Brixton Academy, London
19th November 2016
Wilco return to London for the first time since 2011. Louder Than War’s Craig Chaligne reviews.
Five years is a long gap but far from being a long brake, this turned out be one of Jeff Tweedy’s most productive periods. He recorded an album with his son Spencer on drums, produced albums for Richard Thompson and Mavis Staples and still find time to record and release two Wilco albums (the electric “Star Wars” and the more acoustic driven “Schmilco”) plus a few tours thrown in the mix. As stated in an interview to the Independent by Jeff Tweedy the band are keen on playing their recent material so it wasn’t a surprise to see many songs from Schmilco in the set. Former Lambchop guitarist William Tyler opened with a brief set of instrumentals to an appreciative audience. Starting with the first three songs from their latest (“Normal American Kids”, “If I Ever Was a Child” and “Cry All Day”), Wilco then retreated into more familiar territory with “I Am Trying To Break Your Heart”. Tweedy chose to keep between songs banter to a minimum and let the audience concentrate on the songs. The epic “Art Of Almost”, one of the band’s most challenging songs proved a highlight of the evening while “Misunderstood” was played almost acoustically with John Stiratt and Pat Sansone moving respectively to 12 string guitar and banjo.

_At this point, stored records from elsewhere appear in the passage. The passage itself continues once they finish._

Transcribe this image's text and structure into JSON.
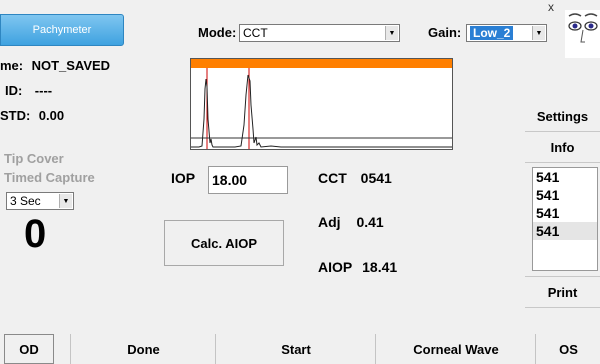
{
  "window": {
    "close_glyph": "x"
  },
  "tabs": {
    "pachymeter": "Pachymeter"
  },
  "mode": {
    "label": "Mode:",
    "value": "CCT"
  },
  "gain": {
    "label": "Gain:",
    "value": "Low_2"
  },
  "patient": {
    "name_label": "me:",
    "name_value": "NOT_SAVED",
    "id_label": "ID:",
    "id_value": "----",
    "std_label": "STD:",
    "std_value": "0.00"
  },
  "options": {
    "tip_cover": "Tip Cover",
    "timed_capture": "Timed Capture",
    "delay_value": "3 Sec",
    "counter": "0"
  },
  "iop": {
    "label": "IOP",
    "value": "18.00"
  },
  "calc_button": "Calc. AIOP",
  "results": {
    "cct_label": "CCT",
    "cct_value": "0541",
    "adj_label": "Adj",
    "adj_value": "0.41",
    "aiop_label": "AIOP",
    "aiop_value": "18.41"
  },
  "side": {
    "settings": "Settings",
    "info": "Info",
    "print": "Print"
  },
  "info_list": [
    "541",
    "541",
    "541",
    "541"
  ],
  "bottom": {
    "od": "OD",
    "done": "Done",
    "start": "Start",
    "corneal_wave": "Corneal Wave",
    "os": "OS"
  },
  "colors": {
    "accent_blue": "#3fa2e0",
    "wave_bar": "#ff7f00",
    "selection": "#2a7fd4"
  },
  "icons": {
    "logo": "eye-face-logo-icon"
  }
}
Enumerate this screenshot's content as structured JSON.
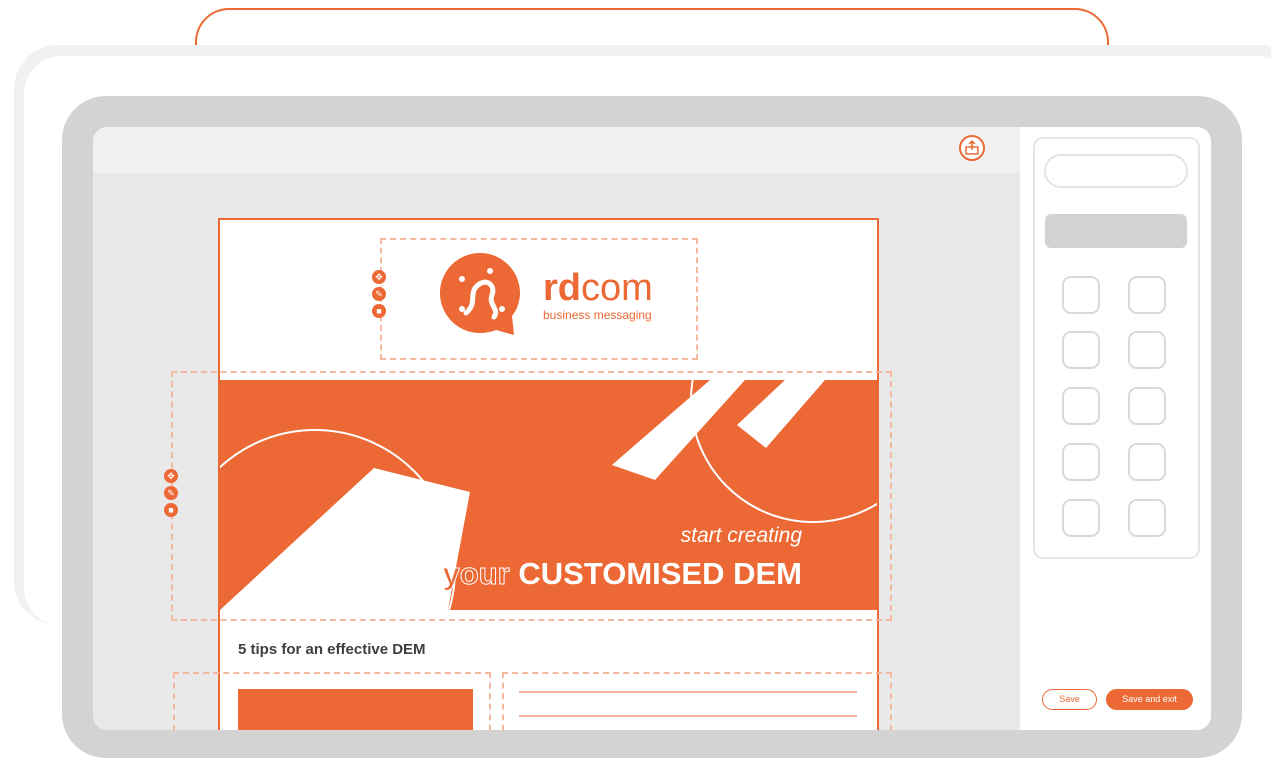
{
  "toolbar": {
    "upload_icon": "upload-icon"
  },
  "email": {
    "brand_prefix": "rd",
    "brand_suffix": "com",
    "brand_tagline": "business messaging",
    "hero_subtitle": "start creating",
    "hero_accent": "your",
    "hero_title": "CUSTOMISED DEM",
    "article_title": "5 tips for an effective DEM"
  },
  "sidebar": {
    "save_label": "Save",
    "save_exit_label": "Save and exit"
  },
  "block_tools": [
    "move-icon",
    "edit-icon",
    "delete-icon"
  ],
  "colors": {
    "accent": "#ec6834",
    "dashed_outline": "#f4b7a0",
    "frame_gray": "#d3d3d3"
  }
}
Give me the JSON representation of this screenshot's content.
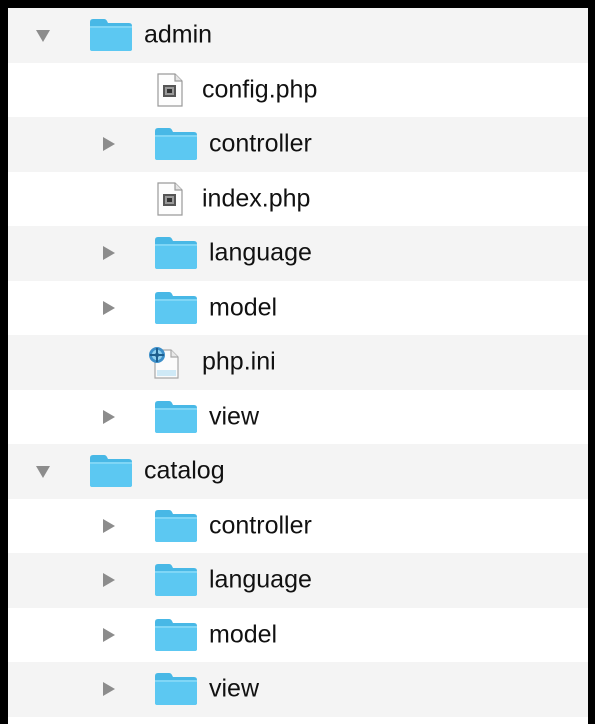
{
  "tree": {
    "rows": [
      {
        "label": "admin",
        "kind": "folder",
        "expanded": true,
        "level": 0
      },
      {
        "label": "config.php",
        "kind": "php-file",
        "level": 1
      },
      {
        "label": "controller",
        "kind": "folder",
        "expanded": false,
        "level": 1
      },
      {
        "label": "index.php",
        "kind": "php-file",
        "level": 1
      },
      {
        "label": "language",
        "kind": "folder",
        "expanded": false,
        "level": 1
      },
      {
        "label": "model",
        "kind": "folder",
        "expanded": false,
        "level": 1
      },
      {
        "label": "php.ini",
        "kind": "ini-file",
        "level": 1
      },
      {
        "label": "view",
        "kind": "folder",
        "expanded": false,
        "level": 1
      },
      {
        "label": "catalog",
        "kind": "folder",
        "expanded": true,
        "level": 0
      },
      {
        "label": "controller",
        "kind": "folder",
        "expanded": false,
        "level": 1
      },
      {
        "label": "language",
        "kind": "folder",
        "expanded": false,
        "level": 1
      },
      {
        "label": "model",
        "kind": "folder",
        "expanded": false,
        "level": 1
      },
      {
        "label": "view",
        "kind": "folder",
        "expanded": false,
        "level": 1
      }
    ]
  },
  "colors": {
    "folder": "#5cc8f2",
    "folder_tab": "#48b8e6",
    "stripe": "#f4f4f4",
    "disclosure": "#8c8c8c",
    "text": "#111111"
  },
  "icons": {
    "folder": "folder-icon",
    "php-file": "php-file-icon",
    "ini-file": "ini-file-icon",
    "expanded": "disclosure-open-icon",
    "collapsed": "disclosure-closed-icon"
  }
}
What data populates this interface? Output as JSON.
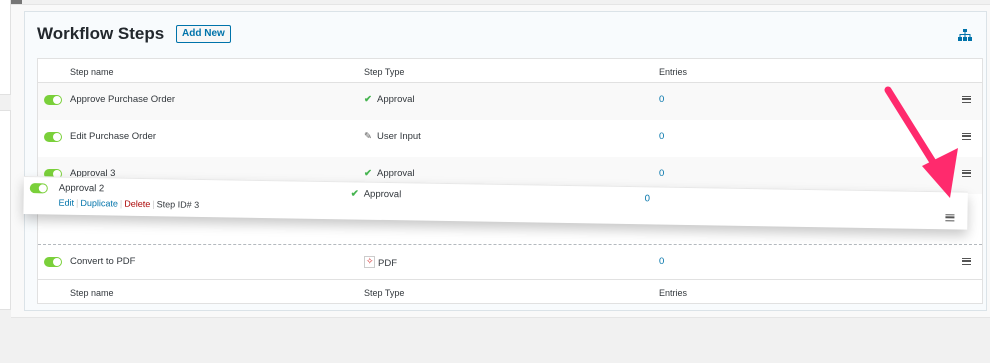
{
  "header": {
    "title": "Workflow Steps",
    "add_new_label": "Add New",
    "tree_icon": "sitemap-icon"
  },
  "columns": {
    "step_name": "Step name",
    "step_type": "Step Type",
    "entries": "Entries"
  },
  "rows": [
    {
      "name": "Approve Purchase Order",
      "type": "Approval",
      "type_icon": "check-icon",
      "entries": "0"
    },
    {
      "name": "Edit Purchase Order",
      "type": "User Input",
      "type_icon": "pencil-icon",
      "entries": "0"
    },
    {
      "name": "Approval 3",
      "type": "Approval",
      "type_icon": "check-icon",
      "entries": "0"
    },
    {
      "name": "Convert to PDF",
      "type": "PDF",
      "type_icon": "pdf-icon",
      "entries": "0"
    }
  ],
  "dragged_row": {
    "name": "Approval 2",
    "type": "Approval",
    "type_icon": "check-icon",
    "entries": "0",
    "actions": {
      "edit": "Edit",
      "duplicate": "Duplicate",
      "delete": "Delete",
      "step_id": "Step ID# 3"
    }
  },
  "colors": {
    "accent": "#0073aa",
    "toggle_on": "#7ad03a",
    "approval_check": "#46b450",
    "delete": "#aa0000",
    "annotation_arrow": "#ff2a6d"
  }
}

The band’s noisy crescendos on “Via Chicago” never fail to impress but “Bull Black Nova” differed a little in its arrangement compared to the studio version. The outburts virtuosity have now become a trademark of Wilco’s longest serving line-up, Nels Cline’s perpetually evolving solo on “Impossible Germany” bringing the house down and prompting Tweedy to issue a short (but sweet): “Take that Trump”. One of Tweedy’s greatest songs, the heartbreaking “Reservations” almost completely silenced the venue while the jangly “Box Full Of Letters” was the sole song from debut album “A.M”. The transition between “Heavy Metal Drummer” and “I’m The Man Who Loves You” gave drummer Glen Kotche the opportunity to pose as a rock god on his kit, while “Hummingbird” still remains one of the band’s catchiest songs.
Leaving before the encore would prove a serious mistake as the band returned to play “Random Name Generator”, one of the strongest tracks on “Star Wars”. “Locator”, another “Star Wars” track had the privilege of being sandwiched inbetween two of the bands most perenial songs, “Jesus Etc.” and “Spiders (Kidsmoke). With time for just two more songs, the band chose to play “California Stars” featuring William Tyler on lead guitar (and a piano solo by Mikael Jorgensen) and a reworked version of “A Shot In The Arm”.
All words by Craig Chaligne. More from Craig can be found at his Author Archive